PROBLEM DETAILS:
Sort through the material below and copy each line with "title".

INFORMATION SUPPLIED:

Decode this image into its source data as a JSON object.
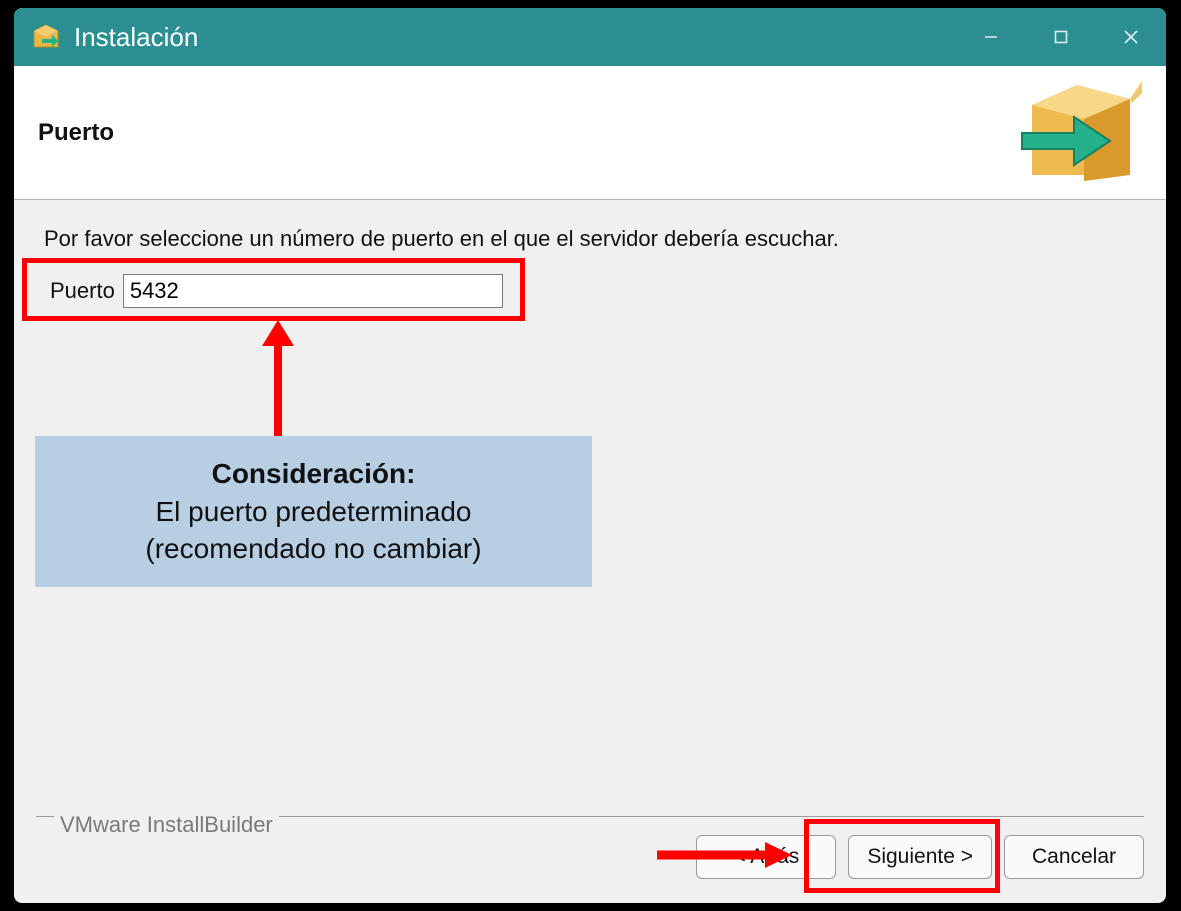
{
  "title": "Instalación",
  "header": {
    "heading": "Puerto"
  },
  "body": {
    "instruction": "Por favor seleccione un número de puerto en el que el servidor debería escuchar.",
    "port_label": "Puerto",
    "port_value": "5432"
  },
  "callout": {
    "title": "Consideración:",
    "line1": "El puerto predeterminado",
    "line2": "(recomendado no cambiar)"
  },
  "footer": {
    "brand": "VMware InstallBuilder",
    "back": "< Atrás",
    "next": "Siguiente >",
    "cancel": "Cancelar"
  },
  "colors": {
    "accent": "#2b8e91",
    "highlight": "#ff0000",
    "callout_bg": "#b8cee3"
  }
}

TASK OUTPUT:
  "title": "Instalación",
    "title": "Consideración:",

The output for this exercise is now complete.